In the world of fitness, there's often a lot of talk about strength, endurance, and speed. But let's not forget about a crucial component: flexibility.

While it might not have the flashy appeal of heavy lifting or sprinting, flexibility is the unsung hero in our fitness journey. Let's get into why it's so important.

Benefits of Staying Flexible

Here are the benefits of staying flexible:

  • Reduced Risk of Injuries: Think of your muscles as elastic bands. The more you can stretch them without snapping, the less likely they are to get injured. Staying flexible means your muscles can handle more stress and strain, reducing the chance of sprains and other injuries.
  • Improved Posture & Balance: A flexible body often means a well-aligned body.
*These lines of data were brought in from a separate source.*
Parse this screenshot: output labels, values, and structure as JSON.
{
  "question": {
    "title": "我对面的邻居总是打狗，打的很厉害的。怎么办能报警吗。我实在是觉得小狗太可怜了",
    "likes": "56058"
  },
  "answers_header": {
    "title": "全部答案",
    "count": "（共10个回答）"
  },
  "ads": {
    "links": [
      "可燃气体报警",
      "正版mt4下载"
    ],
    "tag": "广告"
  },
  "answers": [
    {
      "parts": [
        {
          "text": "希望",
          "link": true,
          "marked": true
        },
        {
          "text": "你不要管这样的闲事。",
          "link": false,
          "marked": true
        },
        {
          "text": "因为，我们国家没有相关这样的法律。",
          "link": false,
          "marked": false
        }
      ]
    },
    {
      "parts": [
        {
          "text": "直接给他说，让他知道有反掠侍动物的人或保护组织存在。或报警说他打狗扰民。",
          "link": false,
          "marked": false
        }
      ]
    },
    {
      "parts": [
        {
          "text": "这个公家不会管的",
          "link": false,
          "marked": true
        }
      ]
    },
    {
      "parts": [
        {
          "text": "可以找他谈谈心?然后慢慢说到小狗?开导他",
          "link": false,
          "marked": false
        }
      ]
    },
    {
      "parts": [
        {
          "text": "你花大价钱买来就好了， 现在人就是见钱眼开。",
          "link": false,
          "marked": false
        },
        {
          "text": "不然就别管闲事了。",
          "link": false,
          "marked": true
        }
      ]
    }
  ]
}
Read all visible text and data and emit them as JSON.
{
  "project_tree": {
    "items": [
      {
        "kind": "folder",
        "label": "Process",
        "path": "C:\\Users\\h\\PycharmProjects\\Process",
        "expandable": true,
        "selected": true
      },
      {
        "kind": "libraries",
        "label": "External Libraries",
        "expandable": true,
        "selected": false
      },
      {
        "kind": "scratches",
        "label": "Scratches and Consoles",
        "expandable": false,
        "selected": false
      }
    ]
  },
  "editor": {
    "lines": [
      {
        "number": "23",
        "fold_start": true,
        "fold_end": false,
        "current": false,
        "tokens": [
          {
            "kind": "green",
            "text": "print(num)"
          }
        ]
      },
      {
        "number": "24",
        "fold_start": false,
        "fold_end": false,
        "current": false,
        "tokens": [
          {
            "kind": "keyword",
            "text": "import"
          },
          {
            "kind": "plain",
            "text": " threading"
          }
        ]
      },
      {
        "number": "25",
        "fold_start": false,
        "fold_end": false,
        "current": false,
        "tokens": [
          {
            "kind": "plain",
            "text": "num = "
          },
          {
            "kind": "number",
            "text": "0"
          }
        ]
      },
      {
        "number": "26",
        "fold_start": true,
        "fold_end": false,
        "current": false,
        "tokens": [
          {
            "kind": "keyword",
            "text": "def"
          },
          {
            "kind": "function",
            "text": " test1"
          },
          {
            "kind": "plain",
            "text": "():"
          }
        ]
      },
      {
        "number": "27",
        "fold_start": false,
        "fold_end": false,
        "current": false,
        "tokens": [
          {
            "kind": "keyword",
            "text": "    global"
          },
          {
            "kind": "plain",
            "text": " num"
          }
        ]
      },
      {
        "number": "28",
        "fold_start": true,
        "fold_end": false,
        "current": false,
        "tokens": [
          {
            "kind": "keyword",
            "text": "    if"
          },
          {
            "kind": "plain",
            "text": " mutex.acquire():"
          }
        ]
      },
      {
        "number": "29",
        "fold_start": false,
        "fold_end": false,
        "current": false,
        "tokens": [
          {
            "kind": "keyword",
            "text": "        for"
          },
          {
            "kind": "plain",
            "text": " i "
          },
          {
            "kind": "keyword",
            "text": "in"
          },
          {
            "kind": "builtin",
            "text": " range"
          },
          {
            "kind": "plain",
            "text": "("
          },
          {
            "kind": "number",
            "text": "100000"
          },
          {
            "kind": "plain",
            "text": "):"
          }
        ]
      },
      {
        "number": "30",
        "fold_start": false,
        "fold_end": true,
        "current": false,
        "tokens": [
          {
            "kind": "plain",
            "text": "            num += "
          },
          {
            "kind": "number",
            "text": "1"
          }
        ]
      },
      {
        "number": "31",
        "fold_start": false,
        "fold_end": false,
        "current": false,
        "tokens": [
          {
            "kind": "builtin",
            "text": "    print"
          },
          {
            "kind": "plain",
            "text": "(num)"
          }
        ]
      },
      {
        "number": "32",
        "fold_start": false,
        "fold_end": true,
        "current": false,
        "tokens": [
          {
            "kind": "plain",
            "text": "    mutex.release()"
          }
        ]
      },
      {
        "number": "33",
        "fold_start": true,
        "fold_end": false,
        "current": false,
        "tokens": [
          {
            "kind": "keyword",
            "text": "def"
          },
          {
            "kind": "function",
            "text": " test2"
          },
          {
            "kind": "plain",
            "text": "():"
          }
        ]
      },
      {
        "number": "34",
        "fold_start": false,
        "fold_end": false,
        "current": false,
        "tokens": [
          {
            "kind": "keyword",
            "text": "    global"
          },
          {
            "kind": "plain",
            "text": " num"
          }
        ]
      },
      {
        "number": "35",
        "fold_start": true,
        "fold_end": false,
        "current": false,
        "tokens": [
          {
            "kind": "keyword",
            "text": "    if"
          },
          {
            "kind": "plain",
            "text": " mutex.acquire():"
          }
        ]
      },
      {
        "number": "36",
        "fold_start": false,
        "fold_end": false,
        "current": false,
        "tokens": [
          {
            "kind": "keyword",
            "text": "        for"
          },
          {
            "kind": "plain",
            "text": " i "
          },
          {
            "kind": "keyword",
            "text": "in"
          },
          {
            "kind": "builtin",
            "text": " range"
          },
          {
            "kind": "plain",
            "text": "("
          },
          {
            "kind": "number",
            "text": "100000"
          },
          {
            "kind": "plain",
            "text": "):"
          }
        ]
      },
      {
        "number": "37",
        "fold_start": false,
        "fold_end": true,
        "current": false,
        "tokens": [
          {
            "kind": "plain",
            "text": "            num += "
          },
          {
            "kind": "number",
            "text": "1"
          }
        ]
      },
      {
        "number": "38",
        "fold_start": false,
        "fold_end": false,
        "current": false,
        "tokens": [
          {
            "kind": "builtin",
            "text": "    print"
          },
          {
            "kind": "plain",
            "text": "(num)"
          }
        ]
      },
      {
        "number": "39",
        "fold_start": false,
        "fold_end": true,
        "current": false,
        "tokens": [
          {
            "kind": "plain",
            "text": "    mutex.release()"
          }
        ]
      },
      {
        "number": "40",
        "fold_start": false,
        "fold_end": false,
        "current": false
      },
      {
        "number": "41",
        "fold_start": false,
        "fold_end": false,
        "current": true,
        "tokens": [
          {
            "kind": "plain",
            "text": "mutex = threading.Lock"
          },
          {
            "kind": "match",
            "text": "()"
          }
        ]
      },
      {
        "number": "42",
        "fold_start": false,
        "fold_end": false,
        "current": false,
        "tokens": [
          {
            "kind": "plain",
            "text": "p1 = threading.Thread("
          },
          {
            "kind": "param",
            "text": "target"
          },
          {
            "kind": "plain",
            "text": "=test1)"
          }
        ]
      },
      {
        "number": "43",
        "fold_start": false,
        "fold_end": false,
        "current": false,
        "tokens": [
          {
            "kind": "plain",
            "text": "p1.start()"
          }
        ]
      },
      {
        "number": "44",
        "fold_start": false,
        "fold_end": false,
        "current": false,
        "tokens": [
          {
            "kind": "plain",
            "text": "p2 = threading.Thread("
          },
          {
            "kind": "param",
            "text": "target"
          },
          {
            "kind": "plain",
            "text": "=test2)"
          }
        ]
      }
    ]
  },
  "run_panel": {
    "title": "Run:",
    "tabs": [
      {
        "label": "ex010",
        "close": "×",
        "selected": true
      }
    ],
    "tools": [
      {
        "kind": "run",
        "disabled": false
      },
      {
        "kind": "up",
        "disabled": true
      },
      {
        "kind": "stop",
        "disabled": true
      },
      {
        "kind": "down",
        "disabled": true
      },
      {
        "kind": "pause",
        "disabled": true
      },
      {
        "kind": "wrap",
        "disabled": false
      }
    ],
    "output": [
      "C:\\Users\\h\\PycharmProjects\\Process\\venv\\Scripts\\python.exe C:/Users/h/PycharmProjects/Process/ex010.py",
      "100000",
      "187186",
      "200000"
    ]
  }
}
It can help correct imbalances, ensuring you stand tall and maintain balance during activities.
  • Enhanced Blood Circulation: Stretching and flexibility exercises promote better blood flow, ensuring that your muscles get the oxygen and nutrients they need.
  • Less Pain and Stiffness: Ever wake up feeling like you've turned into the Tin Man from Wizard of Oz? Regular flexibility work can decrease muscle stiffness and alleviate those aches and pains.
  • Better Athletic Performance: From sprinting to swimming, a more flexible body can move more efficiently and effectively, boosting your overall athletic prowess.

Bottom Line

Strength and size might grab headlines, but it's the harmony of flexibility, body awareness, and functional strength that crafts a truly fit body. In the end, it's not about how "fit" you look, but how fit you feel. 

So, whether you're stretching it out, lifting your body weight, or challenging those muscles, remember that every aspect of fitness has its role in sculpting the best version of you. Stay Flexy!